I feel there are probably some lady comics who quit because they feel they do not have a place within the thousands of rape, abortion and baby killing jokes you have to sit-through as an amateur.

The high-testosterone-charged environment also makes it tough as a lady, because you might have to deal with some not-so-well adjusted men behaving in such a way, speaking in such a way as to make things rather uncomfortable.  *CERTAINLY NOT ALL male comedians are like this. Most aren’t!  But the few who do tend to stand out and can make an environment rather uncomfortable for someone who just wants to get up and get some stage-time, not be propositioned, or judged according to looks, breast size, waist size, length of legs, length of skirt…you catch my drift. Hell, sometimes it only takes one creepster!

I guess what I’m trying to say in old fashiony terms is that these environments are sometimes (*insert old British man voice*) “No place for a young lady!”  But listen, we want to be there, so make room and stop fucking around, guys.  We’ve got shit to say too!

...and planes to fly!

The panelists touched on this a little when we discussed the success of Tina Fey and Melissa McMcCarthy.  Both very successful ladies owning the scene right now for their work on TV and film.  I won’t go into much detail about these women or the other famous and successful women the panelists identified as their “comedy idols” because everyone knows about how most of these people got to where they are as most of them have written, or are in the process of writing, bestselling autobiographies on the subject. So you can just read those, ok?

OK.

Another way to look at it, and one of the panelists did, is that there is often an unintentional exclusion among male and female comics because say, some men might not feel comfortable writing for women and vice versa.  Men want to talk about what they know: guy stuff and same with girls.  But there are a lot of girls out there who want to write both for men and women and basically cover the whole human condition.  It becomes difficult to navigate when these boundaries exist, especially when people aren’t aware they’re putting them up.

Sometimes women do it to each other too.  “Well, I cover the woman-quota for this troupe, so no more chicks allowed, k guys?” Girls are awesome at treating each other terribly out of whatever; competitiveness, jealousy, territoriality, you name it!  This is something I’ve studied in sociological setting, but women are often terrible to each other; worse to each other than they are with men, hands down.  It’s awful.  In a perfect world, we’d all work together and everything would be peachy, but as it stands: “Kim’s a total slut, and rumour has it she fucked Sally’s ex, so you probably don’t want to put her on tonight’s bill, do you?
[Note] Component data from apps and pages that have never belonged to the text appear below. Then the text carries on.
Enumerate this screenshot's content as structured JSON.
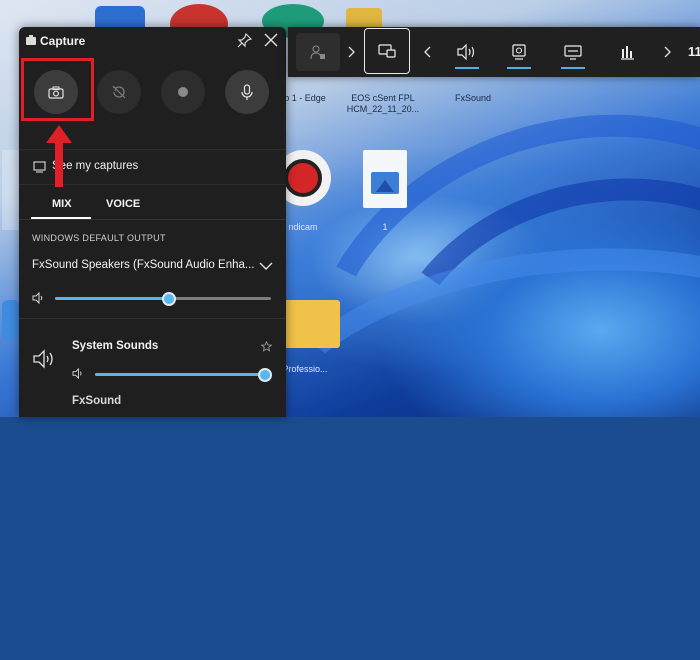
{
  "desktop": {
    "icons": [
      {
        "label": "b 1 - Edge"
      },
      {
        "label": "EOS cSent FPL\nHCM_22_11_20..."
      },
      {
        "label": "FxSound"
      },
      {
        "label": "ndicam"
      },
      {
        "label": "1"
      },
      {
        "label": "Professio..."
      }
    ]
  },
  "capture": {
    "title": "Capture",
    "see_my_captures": "See my captures",
    "tabs": [
      {
        "label": "MIX"
      },
      {
        "label": "VOICE"
      }
    ],
    "output_label": "WINDOWS DEFAULT OUTPUT",
    "device_name": "FxSound Speakers (FxSound Audio Enha...",
    "master_volume": 0.53,
    "apps": [
      {
        "label": "System Sounds",
        "volume": 1.0
      },
      {
        "label": "FxSound"
      }
    ]
  },
  "gamebar": {
    "time": "11"
  },
  "colors": {
    "accent": "#58b4ea",
    "highlight": "#e01f26",
    "panel": "#1f1f20"
  },
  "icons": [
    "capture-widget-icon",
    "pin-icon",
    "close-icon",
    "camera-icon",
    "record-last-icon",
    "record-icon",
    "mic-icon",
    "gallery-icon",
    "speaker-icon",
    "star-icon",
    "chevron-down-icon",
    "xbox-social-icon",
    "chevron-right-icon",
    "chevron-left-icon",
    "widget-capture-icon",
    "audio-icon",
    "performance-icon",
    "resources-icon",
    "stats-icon"
  ]
}
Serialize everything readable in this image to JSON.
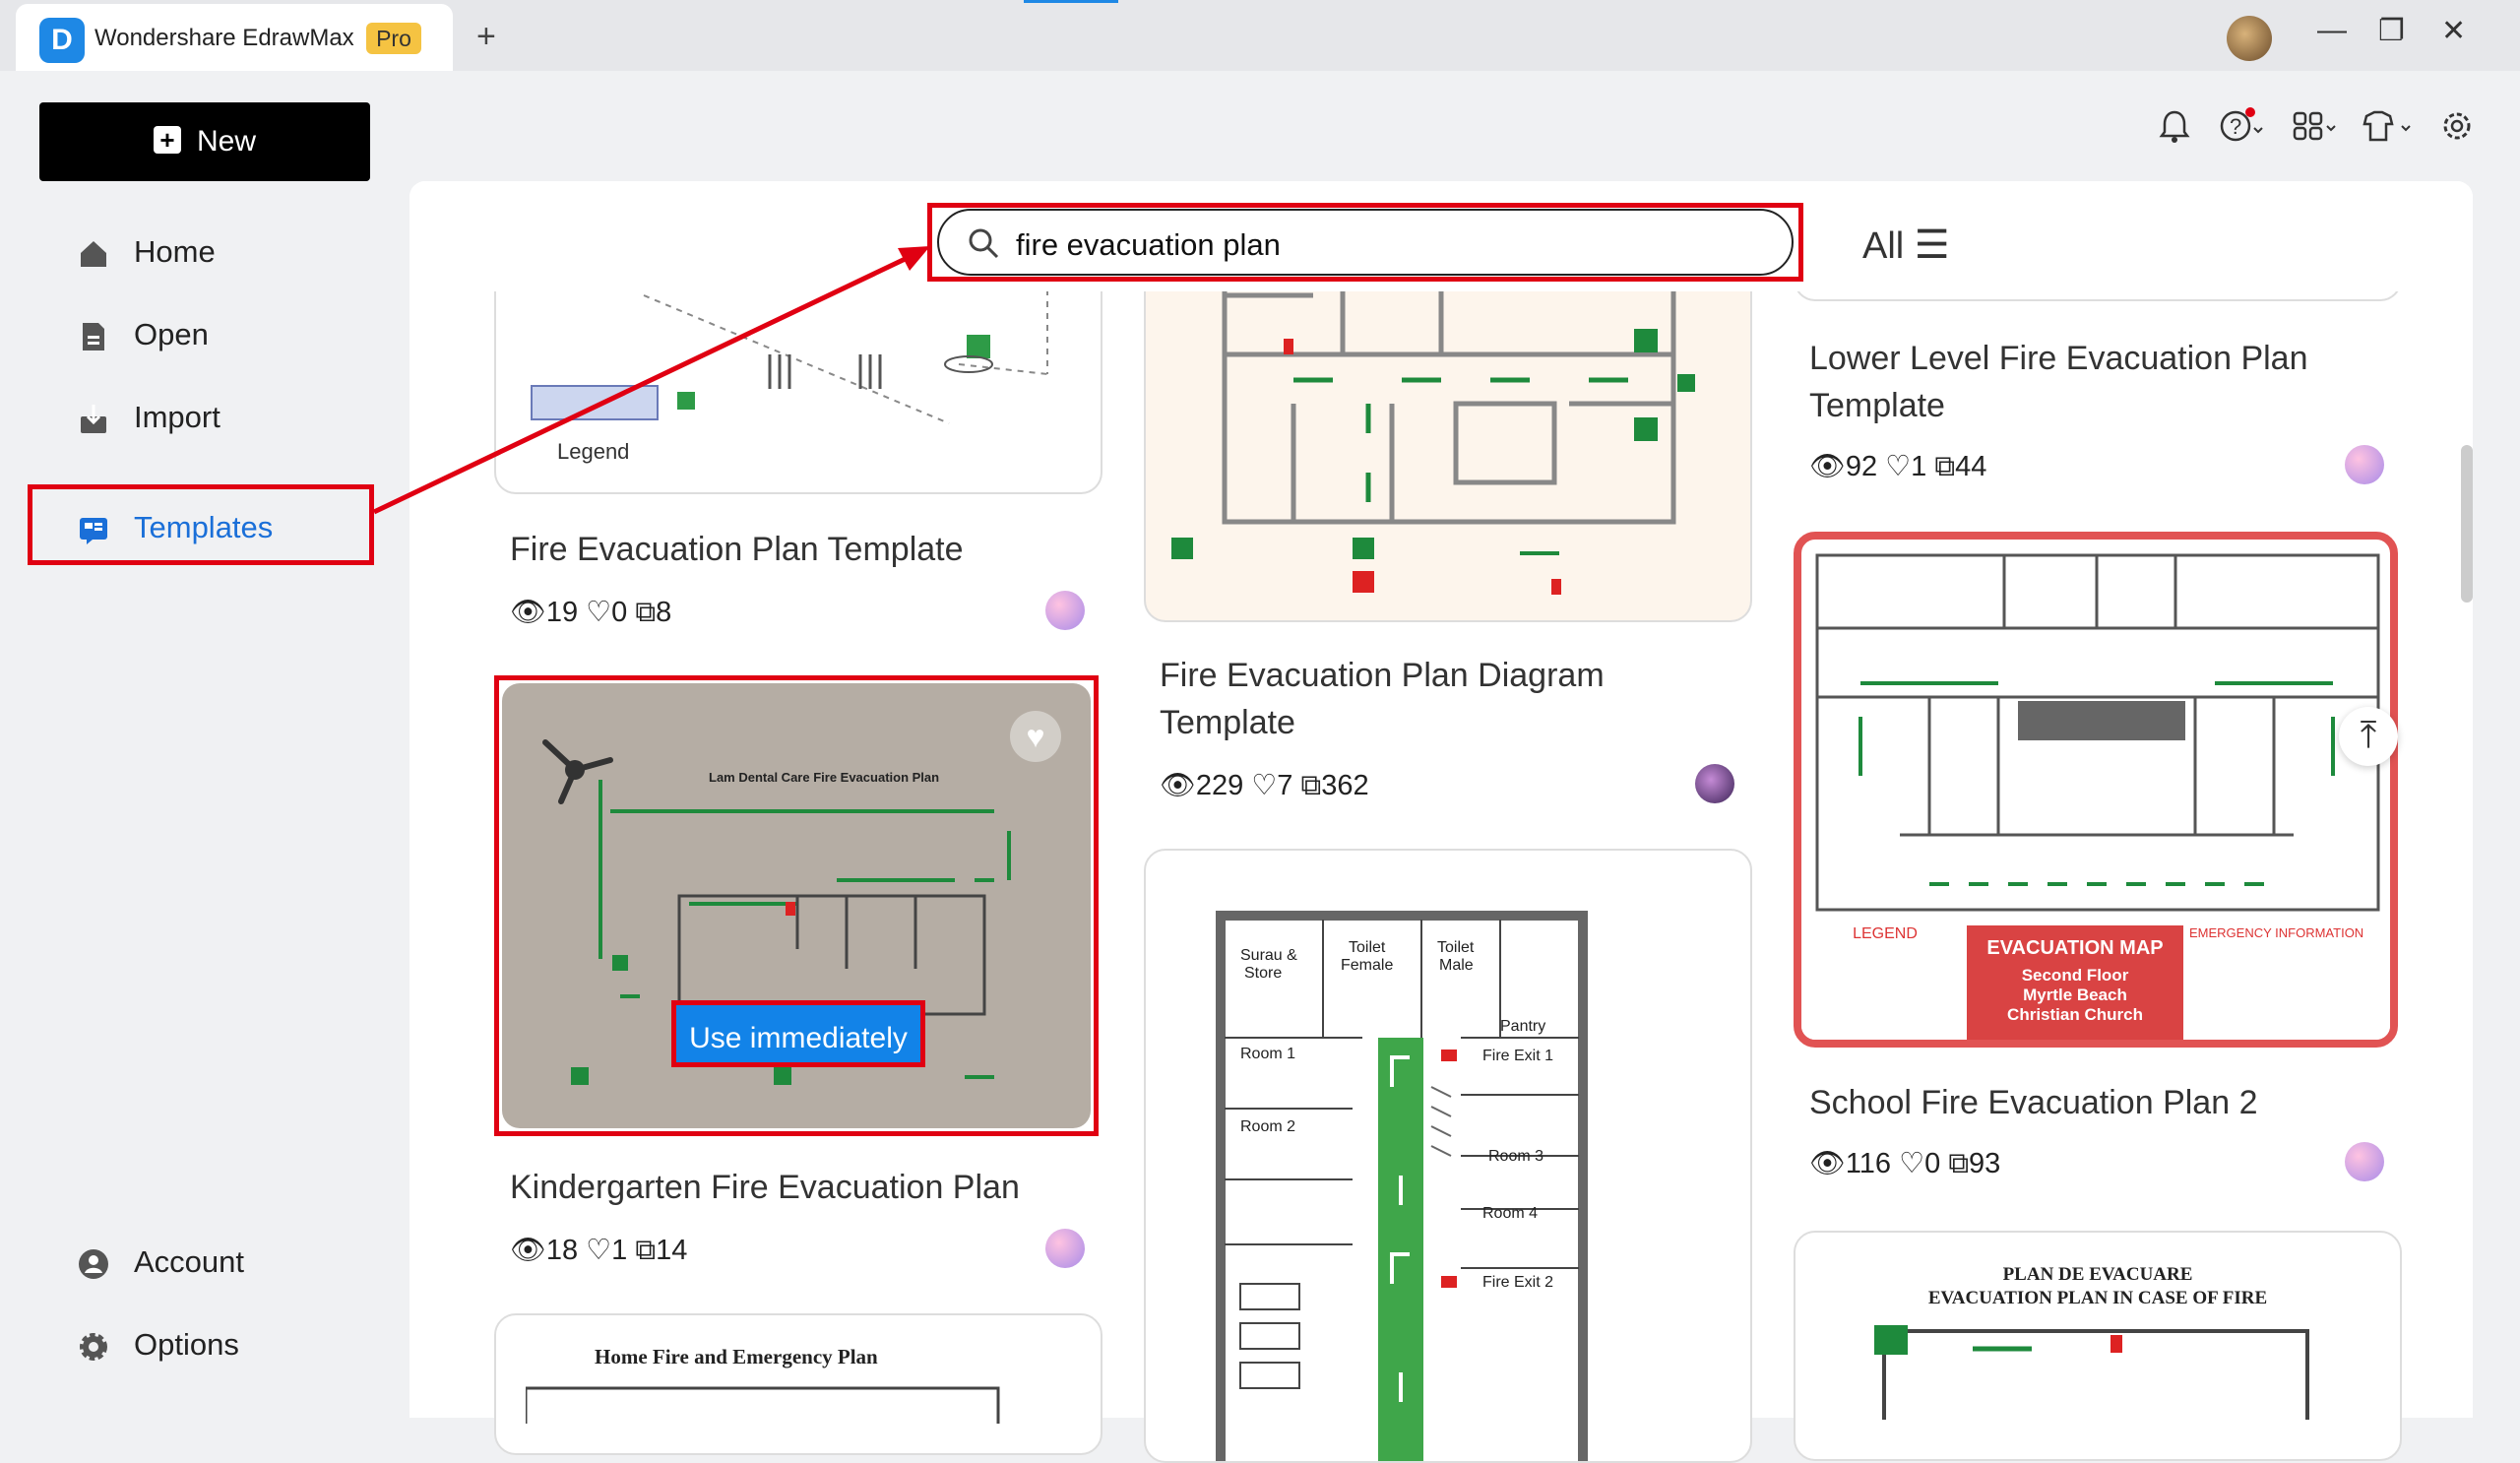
{
  "app": {
    "name": "Wondershare EdrawMax",
    "badge": "Pro",
    "new_tab": "+"
  },
  "window_controls": {
    "minimize": "—",
    "restore": "❐",
    "close": "✕"
  },
  "toolbar": {
    "notifications_icon": "bell-icon",
    "help_icon": "help-icon",
    "apps_icon": "apps-grid-icon",
    "theme_icon": "shirt-icon",
    "settings_icon": "gear-icon"
  },
  "sidebar": {
    "new_label": "New",
    "items": [
      {
        "label": "Home",
        "icon": "home-icon"
      },
      {
        "label": "Open",
        "icon": "file-icon"
      },
      {
        "label": "Import",
        "icon": "import-icon"
      },
      {
        "label": "Templates",
        "icon": "templates-icon",
        "active": true
      }
    ],
    "bottom_items": [
      {
        "label": "Account",
        "icon": "account-icon"
      },
      {
        "label": "Options",
        "icon": "gear-icon"
      }
    ]
  },
  "search": {
    "value": "fire evacuation plan",
    "filter_label": "All"
  },
  "accent_color": "#1283e8",
  "highlight_color": "#e00012",
  "templates": [
    {
      "title": "Fire Evacuation Plan Template",
      "views": "19",
      "likes": "0",
      "copies": "8",
      "preview_text": [
        "Legend"
      ]
    },
    {
      "title": "Kindergarten Fire Evacuation Plan",
      "views": "18",
      "likes": "1",
      "copies": "14",
      "preview_text": [
        "Lam Dental Care Fire Evacuation Plan"
      ],
      "hover_action": "Use immediately"
    },
    {
      "title": "Home Fire and Emergency Plan",
      "preview_text": [
        "Home Fire and Emergency Plan"
      ]
    },
    {
      "title": "Fire Evacuation Plan Diagram Template",
      "views": "229",
      "likes": "7",
      "copies": "362"
    },
    {
      "title": "",
      "preview_text": [
        "Surau &",
        "Store",
        "Toilet",
        "Female",
        "Toilet",
        "Male",
        "Pantry",
        "Fire Exit 1",
        "Room 1",
        "Room 2",
        "Room 3",
        "Room 4",
        "Fire Exit 2"
      ]
    },
    {
      "title": "Lower Level Fire Evacuation Plan Template",
      "views": "92",
      "likes": "1",
      "copies": "44"
    },
    {
      "title": "School Fire Evacuation Plan 2",
      "views": "116",
      "likes": "0",
      "copies": "93",
      "preview_text": [
        "LEGEND",
        "EVACUATION  MAP",
        "Second Floor",
        "Myrtle Beach",
        "Christian Church",
        "EMERGENCY INFORMATION"
      ]
    },
    {
      "title": "",
      "preview_text": [
        "PLAN DE  EVACUARE",
        "EVACUATION PLAN IN CASE OF FIRE"
      ]
    }
  ]
}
I’m manipulative!”

Your Art

There was a strong overall sentiment of “Do it yourself and for yourself” among the panelists, stating that in this business, women must “work twice as hard and complain half as much”

*JUST TO CLARIFY, RE: The amount of complaining in this blog… just ignore it guys, OK?   Can I get a job now?*

Here are a list of several tips to this regard I thought will be helpful for the budding lady comic:

  • Latch onto people who WANT to work;
  • Reach out to the community if you’re struggling.  Lots of the gals have gone through what you’re going through and will be glad to help lift your spirits and encourage you to get back to it (sometimes with the help of a couple delicious pints, while they’re at it.)
  • Comparison is the WORST kind of self-harm
  • Perform AS MUCH as you can (if you want to be a performer… if you want to be a writer, substitute PERFORM with WRITE, if you want to do both, don’t sleep.  Ever.)
  • Collaborate with like-minded people;
  • And don’t give up… because if you give up, the terrorists win.

Thanks to Sarah Hillier, Sharilyn Johnson, Catherine McCormick, Erin Rodgers and moderator Jocelyn Geddie for a truly inspirational evening. And to all the other wonderful and talented women I had the pleasure of meeting that evening.